The other thing that it does, it reduces that bias. The more data you have available to you, the more likely you are to make less of your own personal opinions and biases. And so you can look at the data and say, “the data says this, and so I can go with that because I know I have a complete data set.” So yes, beyond absolutely agreeing with Mike, I would say, “Collect and share more data to make better decisions faster and more effectively without bias.”
Thiele: But data, as Andi pointed out, data can be vital, and is vital, but too many of us make the assumption that magic will come from data just because we’ve collected a lot of it. And really the most important piece is knowing what you’re looking for and being able to ask the right questions of it, and then I tend to agree that adding more data to the pool will often help reduce the risk of bias and potentially give you deeper answers.
If I had to pick a concern relative to our conversation today is that I would say that all three of us, as panelists are old enough to remember each of the most recent, the last 15 years worth of data trends. And it seems for the most part, is it 70/30, 80/20 of failure to success? That is, before we actually finish a data warehouse and make it really successful at every level of business or data lakes or data analytics or whatever it is.
By the time the bottom 70% of enterprises, [in terms of adoption] are attempting to adopt, it’s already forgotten and we’re on to the next thing. So it’s a dangerous place and it’s an expensive place to go without having a really, really directed vision for what you’re trying to do.

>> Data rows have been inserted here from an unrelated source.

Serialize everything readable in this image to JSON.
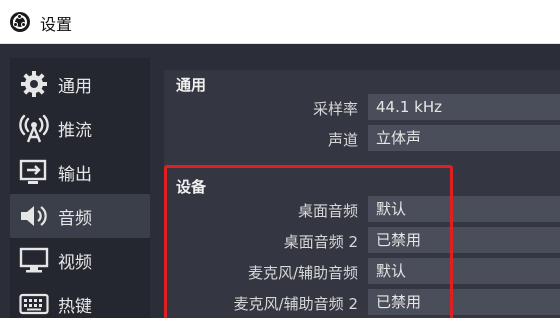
{
  "window": {
    "title": "设置"
  },
  "sidebar": {
    "items": [
      {
        "label": "通用",
        "icon": "gear-icon"
      },
      {
        "label": "推流",
        "icon": "broadcast-icon"
      },
      {
        "label": "输出",
        "icon": "output-icon"
      },
      {
        "label": "音频",
        "icon": "speaker-icon",
        "active": true
      },
      {
        "label": "视频",
        "icon": "monitor-icon"
      },
      {
        "label": "热键",
        "icon": "keyboard-icon"
      }
    ]
  },
  "general": {
    "title": "通用",
    "sample_rate_label": "采样率",
    "sample_rate_value": "44.1 kHz",
    "channels_label": "声道",
    "channels_value": "立体声"
  },
  "devices": {
    "title": "设备",
    "desktop_audio_label": "桌面音频",
    "desktop_audio_value": "默认",
    "desktop_audio2_label": "桌面音频 2",
    "desktop_audio2_value": "已禁用",
    "mic_label": "麦克风/辅助音频",
    "mic_value": "默认",
    "mic2_label": "麦克风/辅助音频 2",
    "mic2_value": "已禁用"
  }
}
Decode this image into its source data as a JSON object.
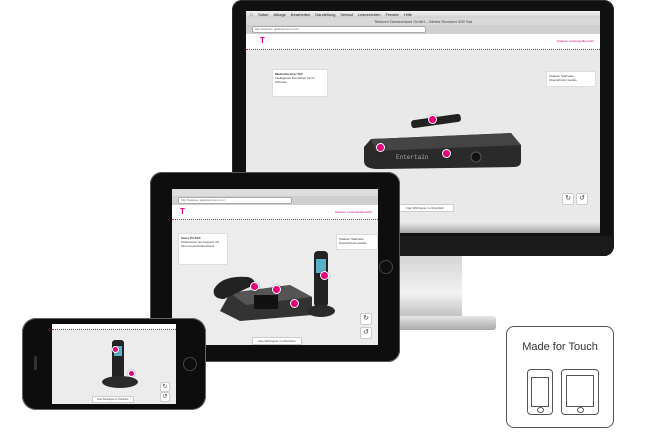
{
  "desktop": {
    "menubar": [
      "Safari",
      "Ablage",
      "Bearbeiten",
      "Darstellung",
      "Verlauf",
      "Lesezeichen",
      "Fenster",
      "Hilfe"
    ],
    "window_title": "Telekom Deutschland GmbH – Media Receiver 500 Sat",
    "url": "http://telekom.geleistemmer.com/",
    "logo": "T",
    "link": "Telekom Leistungsübersicht",
    "info_title": "Media Receiver 500",
    "info_text": "Intelligentes Fernsehen für Ihr Zuhause",
    "side_items": [
      "Telekom Startseite",
      "Übersicht der Geräte"
    ],
    "display_text": "Entertain",
    "start_button": "Das Wichtigste im Überblick"
  },
  "tablet": {
    "url": "http://telekom.geleistemmer.com/",
    "logo": "T",
    "link": "Telekom Leistungsübersicht",
    "info_title": "Sinus PA 302i",
    "info_text": "Telefonieren Sie bequem mit Ihrem Festnetzanschluss.",
    "side_items": [
      "Telekom Startseite",
      "Übersicht der Geräte"
    ],
    "start_button": "Das Wichtigste im Überblick"
  },
  "phone": {
    "start_button": "Das Wichtigste im Überblick"
  },
  "badge": {
    "title": "Made for Touch"
  },
  "colors": {
    "accent": "#e2007a"
  }
}
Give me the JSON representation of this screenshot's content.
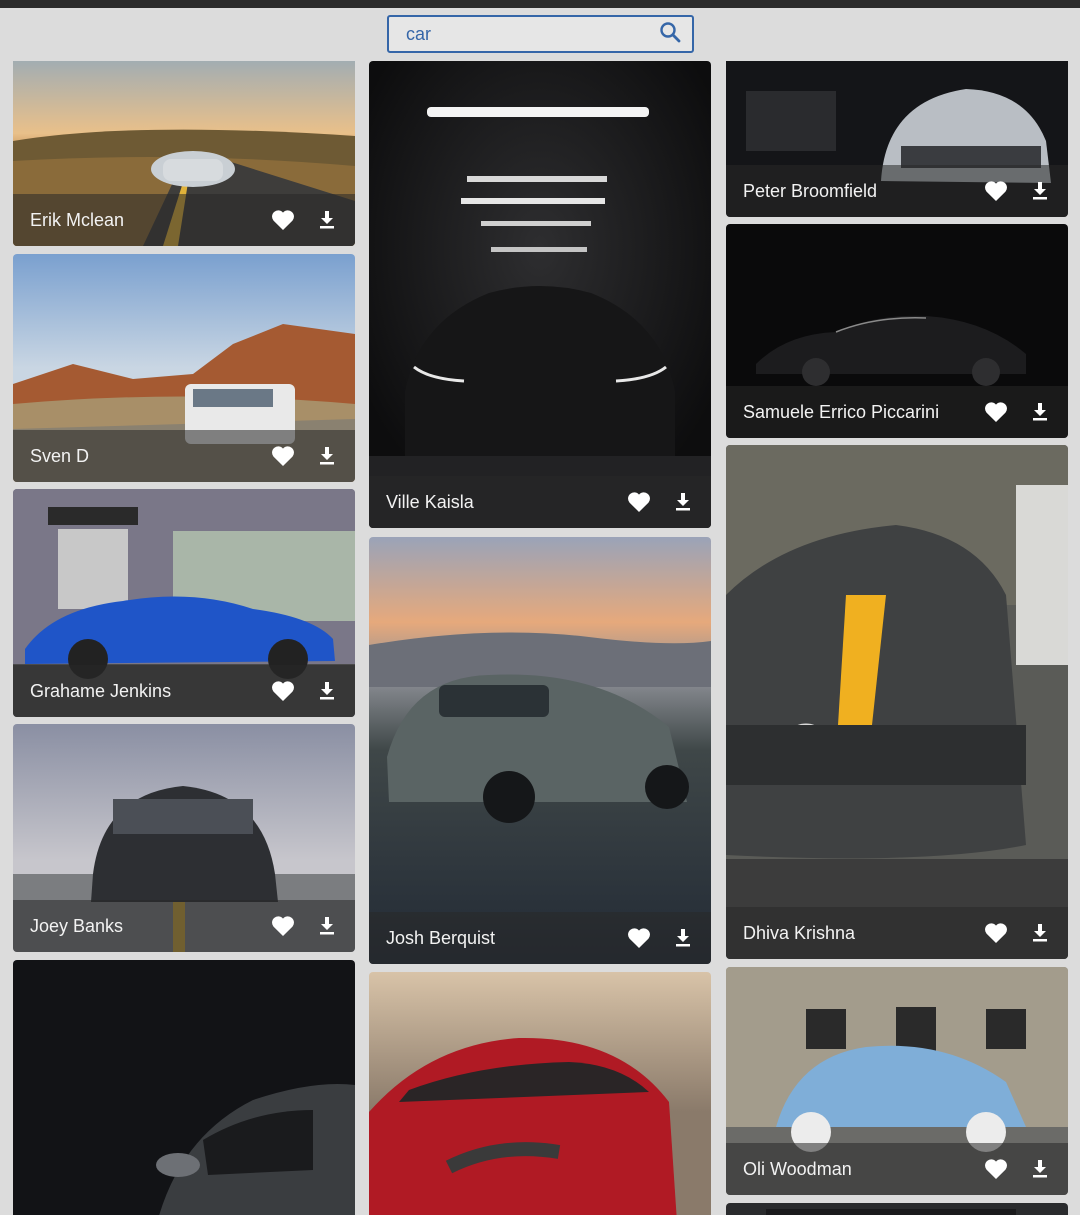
{
  "search": {
    "value": "car",
    "placeholder": ""
  },
  "cards": [
    {
      "author": "Erik Mclean"
    },
    {
      "author": "Sven D"
    },
    {
      "author": "Grahame Jenkins"
    },
    {
      "author": "Joey Banks"
    },
    {
      "author": "Ville Kaisla"
    },
    {
      "author": "Josh Berquist"
    },
    {
      "author": "Peter Broomfield"
    },
    {
      "author": "Samuele Errico Piccarini"
    },
    {
      "author": "Dhiva Krishna"
    },
    {
      "author": "Oli Woodman"
    }
  ],
  "icons": {
    "search": "search-icon",
    "like": "heart-icon",
    "download": "download-icon"
  },
  "colors": {
    "accent": "#3566a8",
    "background": "#dcdcdc"
  }
}
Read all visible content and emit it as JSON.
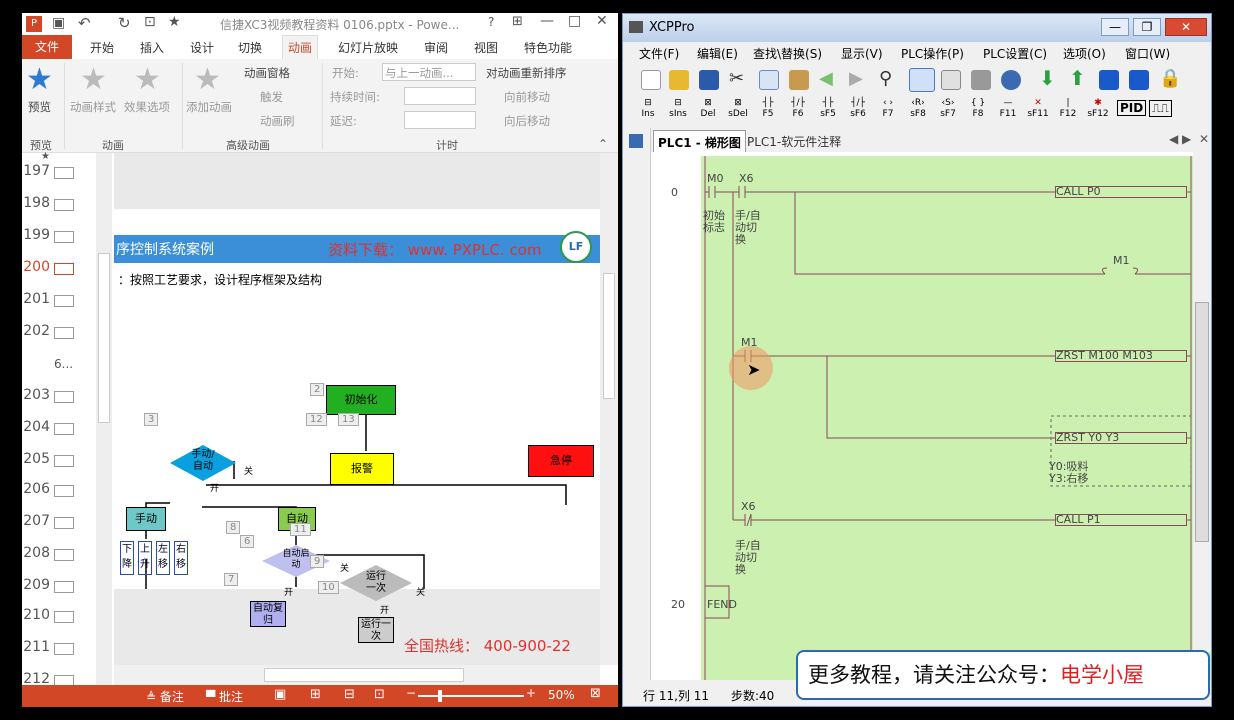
{
  "ppt": {
    "title": "信捷XC3视频教程资料 0106.pptx - Powe...",
    "file_tab": "文件",
    "tabs": [
      "开始",
      "插入",
      "设计",
      "切换",
      "动画",
      "幻灯片放映",
      "审阅",
      "视图",
      "特色功能"
    ],
    "ribbon": {
      "preview": "预览",
      "anim_style": "动画样式",
      "effect_options": "效果选项",
      "add_anim": "添加动画",
      "anim_pane": "动画窗格",
      "trigger": "触发",
      "anim_brush": "动画刷",
      "start_label": "开始:",
      "start_value": "与上一动画...",
      "duration_label": "持续时间:",
      "delay_label": "延迟:",
      "reorder_title": "对动画重新排序",
      "move_earlier": "向前移动",
      "move_later": "向后移动",
      "groups": {
        "preview": "预览",
        "animation": "动画",
        "advanced": "高级动画",
        "timing": "计时"
      }
    },
    "slides": [
      "197",
      "198",
      "199",
      "200",
      "201",
      "202",
      "6...",
      "203",
      "204",
      "205",
      "206",
      "207",
      "208",
      "209",
      "210",
      "211",
      "212"
    ],
    "slide": {
      "header": "序控制系统案例",
      "download": "资料下载： www. PXPLC. com",
      "subtitle": "：按照工艺要求，设计程序框架及结构",
      "init": "初始化",
      "alarm": "报警",
      "estop": "急停",
      "manual_auto": "手动/自动",
      "manual": "手动",
      "auto": "自动",
      "auto_start": "自动启动",
      "run_once": "运行一次",
      "run_once2": "运行一次",
      "auto_reset": "自动复归",
      "off": "关",
      "on": "开",
      "down": "下降",
      "up": "上升",
      "left": "左移",
      "right": "右移",
      "hotline": "全国热线： 400-900-22",
      "nums": [
        "2",
        "3",
        "12",
        "13",
        "8",
        "6",
        "11",
        "9",
        "7",
        "10"
      ]
    },
    "status": {
      "notes": "备注",
      "comments": "批注",
      "zoom": "50%"
    }
  },
  "xcp": {
    "title": "XCPPro",
    "menu": [
      "文件(F)",
      "编辑(E)",
      "查找\\替换(S)",
      "显示(V)",
      "PLC操作(P)",
      "PLC设置(C)",
      "选项(O)",
      "窗口(W)"
    ],
    "ladder_symbols": [
      [
        "Ins"
      ],
      [
        "sIns"
      ],
      [
        "Del"
      ],
      [
        "sDel"
      ],
      [
        "F5"
      ],
      [
        "F6"
      ],
      [
        "sF5"
      ],
      [
        "sF6"
      ],
      [
        "F7"
      ],
      [
        "sF8"
      ],
      [
        "sF7"
      ],
      [
        "F8"
      ],
      [
        "F11"
      ],
      [
        "sF11"
      ],
      [
        "F12"
      ],
      [
        "sF12"
      ]
    ],
    "tabs": [
      "PLC1 - 梯形图",
      "PLC1-软元件注释"
    ],
    "ladder": {
      "step0": "0",
      "step20": "20",
      "m0": "M0",
      "x6": "X6",
      "m0_comment": "初始标志",
      "x6_comment": "手/自动切换",
      "call_p0": "CALL     P0",
      "m1_coil": "M1",
      "m1_contact": "M1",
      "zrst1": "ZRST    M100    M103",
      "zrst2": "ZRST     Y0       Y3",
      "y0_note": "Y0:吸料",
      "y3_note": "Y3:右移",
      "x6b": "X6",
      "x6b_comment": "手/自动切换",
      "call_p1": "CALL     P1",
      "fend": "FEND"
    },
    "status": {
      "pos": "行 11,列 11",
      "steps": "步数:40"
    }
  },
  "banner": {
    "prefix": "更多教程，请关注公众号：",
    "name": "电学小屋"
  }
}
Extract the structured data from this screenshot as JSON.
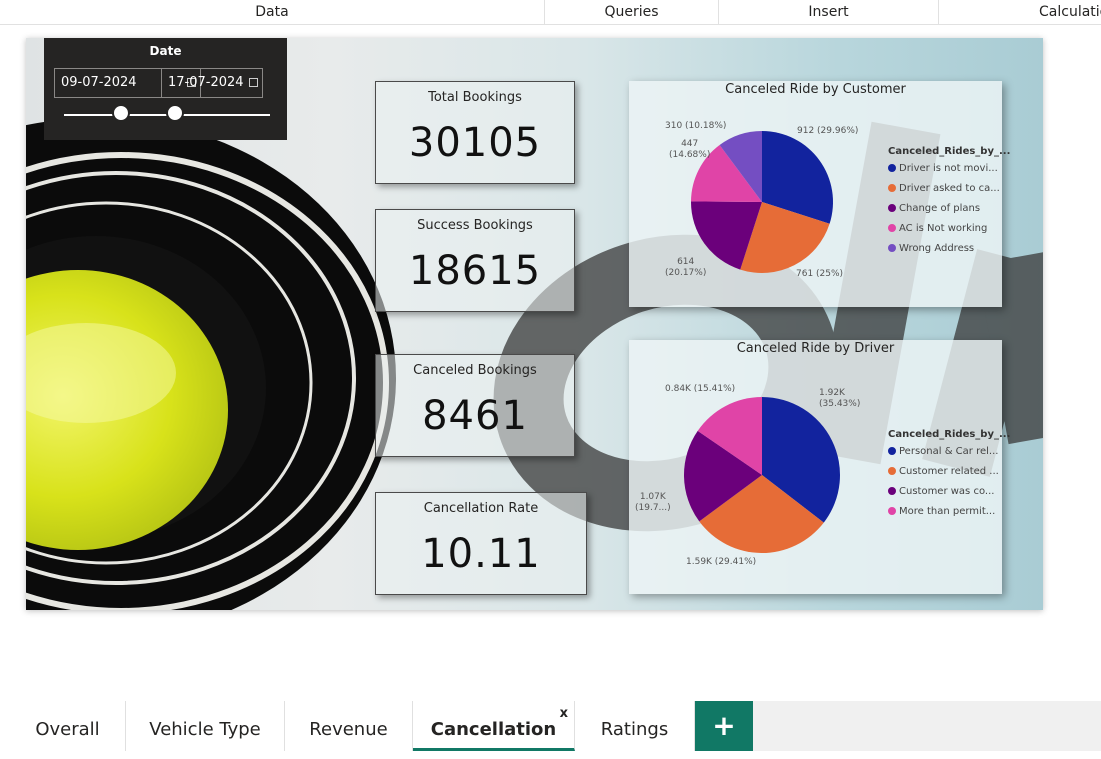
{
  "ribbon": {
    "tabs": [
      {
        "label": "Data"
      },
      {
        "label": "Queries"
      },
      {
        "label": "Insert"
      },
      {
        "label": "Calculations"
      }
    ]
  },
  "slicer": {
    "title": "Date",
    "start": "09-07-2024",
    "end": "17-07-2024"
  },
  "background_text": "OLA",
  "kpis": {
    "total": {
      "title": "Total Bookings",
      "value": "30105"
    },
    "success": {
      "title": "Success Bookings",
      "value": "18615"
    },
    "canceled": {
      "title": "Canceled Bookings",
      "value": "8461"
    },
    "rate": {
      "title": "Cancellation Rate",
      "value": "10.11"
    }
  },
  "customer_chart": {
    "title": "Canceled Ride by Customer",
    "legend_title": "Canceled_Rides_by_...",
    "slices": [
      {
        "legend": "Driver is not movi...",
        "label": "912 (29.96%)",
        "value": 912,
        "color": "#12239E"
      },
      {
        "legend": "Driver asked to ca...",
        "label": "761 (25%)",
        "value": 761,
        "color": "#E66C37"
      },
      {
        "legend": "Change of plans",
        "label1": "614",
        "label2": "(20.17%)",
        "value": 614,
        "color": "#6B007B"
      },
      {
        "legend": "AC is Not working",
        "label1": "447",
        "label2": "(14.68%)",
        "value": 447,
        "color": "#E044A7"
      },
      {
        "legend": "Wrong Address",
        "label": "310 (10.18%)",
        "value": 310,
        "color": "#744EC2"
      }
    ]
  },
  "driver_chart": {
    "title": "Canceled Ride by Driver",
    "legend_title": "Canceled_Rides_by_...",
    "slices": [
      {
        "legend": "Personal & Car rel...",
        "label1": "1.92K",
        "label2": "(35.43%)",
        "value": 35.43,
        "color": "#12239E"
      },
      {
        "legend": "Customer related ...",
        "label": "1.59K (29.41%)",
        "value": 29.41,
        "color": "#E66C37"
      },
      {
        "legend": "Customer was co...",
        "label1": "1.07K",
        "label2": "(19.7...)",
        "value": 19.7,
        "color": "#6B007B"
      },
      {
        "legend": "More than permit...",
        "label": "0.84K (15.41%)",
        "value": 15.41,
        "color": "#E044A7"
      }
    ]
  },
  "page_tabs": [
    {
      "label": "Overall"
    },
    {
      "label": "Vehicle Type"
    },
    {
      "label": "Revenue"
    },
    {
      "label": "Cancellation",
      "active": true
    },
    {
      "label": "Ratings"
    }
  ],
  "close_label": "x",
  "add_label": "+"
}
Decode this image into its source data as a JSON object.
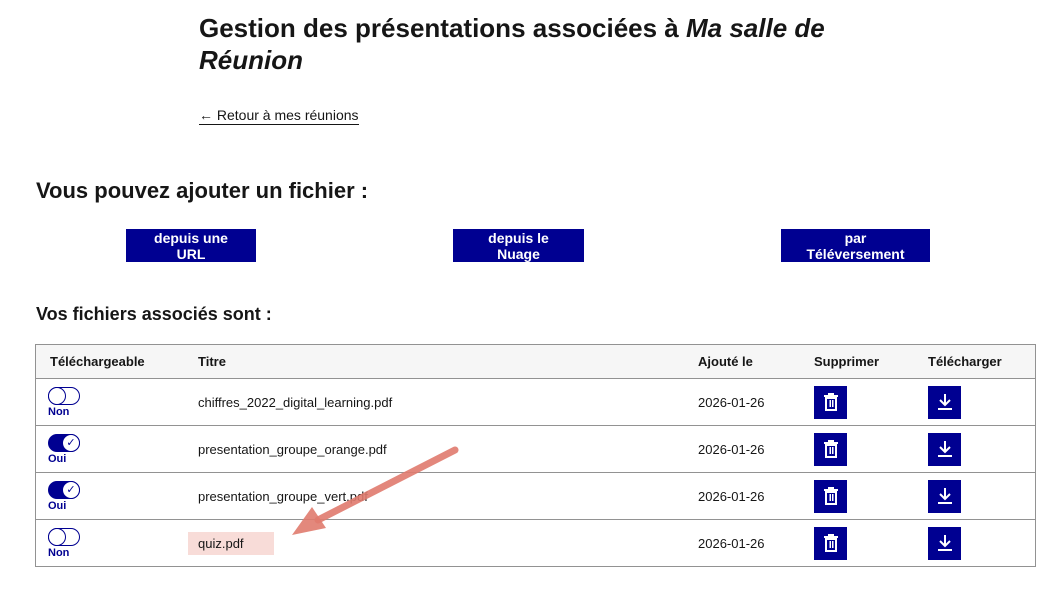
{
  "title": {
    "prefix": "Gestion des présentations associées à ",
    "room": "Ma salle de Réunion"
  },
  "back_link": "← Retour à mes réunions",
  "add_section": {
    "heading": "Vous pouvez ajouter un fichier :",
    "buttons": [
      "depuis une URL",
      "depuis le Nuage",
      "par Téléversement"
    ]
  },
  "files_section": {
    "heading": "Vos fichiers associés sont :",
    "columns": [
      "Téléchargeable",
      "Titre",
      "Ajouté le",
      "Supprimer",
      "Télécharger"
    ],
    "rows": [
      {
        "downloadable": "Non",
        "on": false,
        "title": "chiffres_2022_digital_learning.pdf",
        "date": "2026-01-26"
      },
      {
        "downloadable": "Oui",
        "on": true,
        "title": "presentation_groupe_orange.pdf",
        "date": "2026-01-26"
      },
      {
        "downloadable": "Oui",
        "on": true,
        "title": "presentation_groupe_vert.pdf",
        "date": "2026-01-26"
      },
      {
        "downloadable": "Non",
        "on": false,
        "title": "quiz.pdf",
        "date": "2026-01-26"
      }
    ]
  },
  "colors": {
    "primary": "#000091",
    "highlight": "#f8dcd8",
    "annotation_arrow": "#e07b6e"
  },
  "icons": {
    "delete": "trash-icon",
    "download": "download-icon",
    "toggle_check": "check-icon"
  }
}
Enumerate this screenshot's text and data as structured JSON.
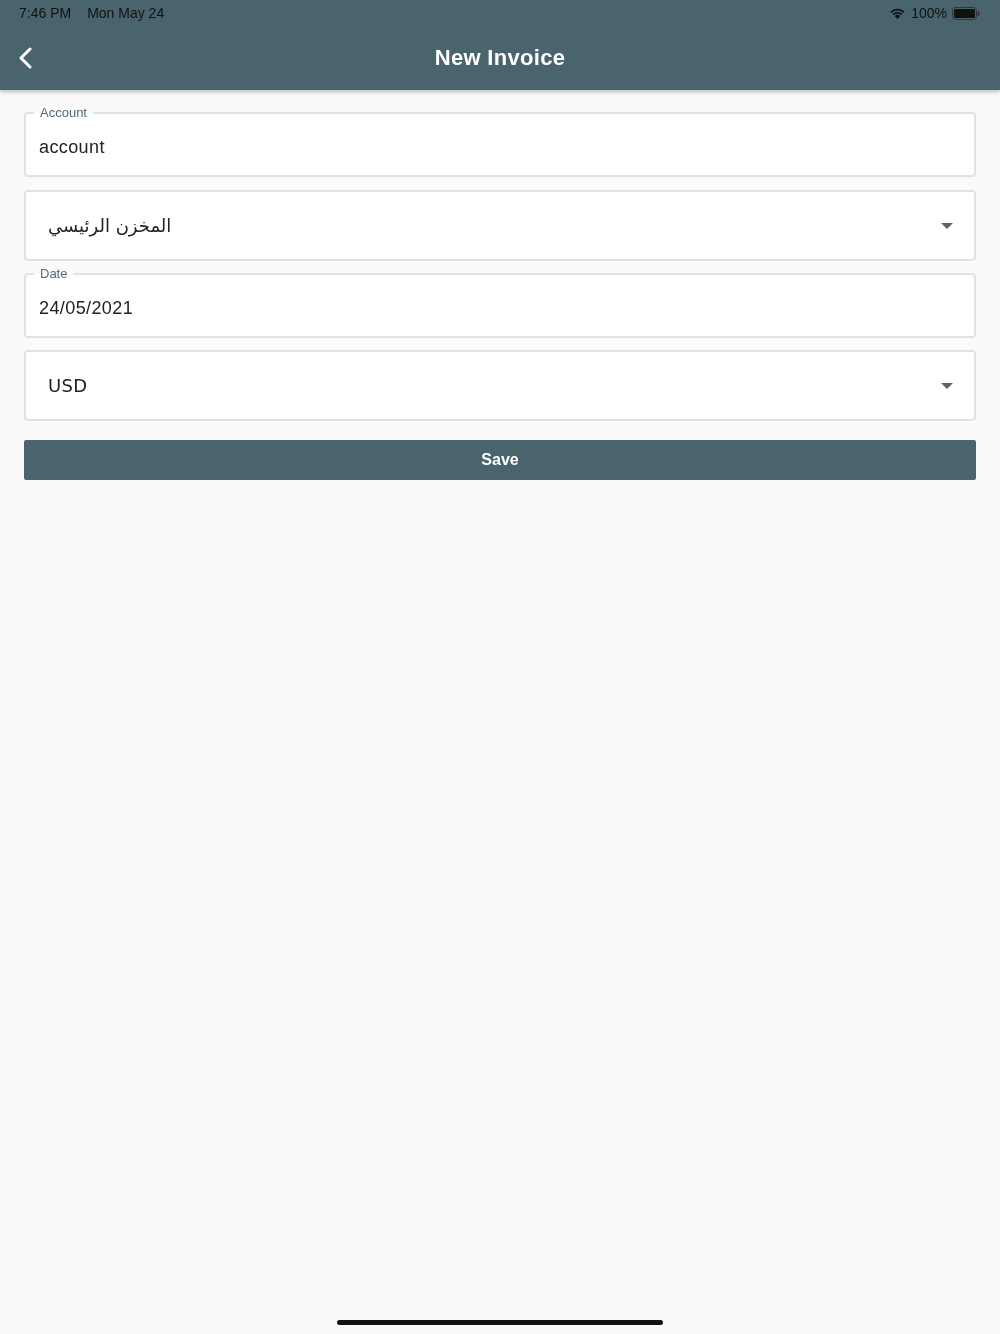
{
  "status_bar": {
    "time": "7:46 PM",
    "date": "Mon May 24",
    "battery": "100%"
  },
  "app_bar": {
    "title": "New Invoice"
  },
  "form": {
    "fields": [
      {
        "kind": "text",
        "label": "Account",
        "value": "account"
      },
      {
        "kind": "dropdown",
        "value": "المخزن الرئيسي"
      },
      {
        "kind": "text",
        "label": "Date",
        "value": "24/05/2021"
      },
      {
        "kind": "dropdown",
        "value": "USD"
      }
    ]
  },
  "save_button": {
    "label": "Save"
  }
}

Most people are looking at data in a big way along with customers and efficiency as part of their digital transformation journey, and that both of my co-panelists would agree with the fact that everybody agrees that digital transformation is the right thing to do. But anybody that’s ever tried to do digital transformation would also agree that it’s the best way to screw over your organization if you don’t have a clear vision for what it is you’re trying to get to, right? And that applies to how you plan to use the data, who’s gonna be responsible for it, how are you gonna maintain it, how are you gonna validate it, all those things.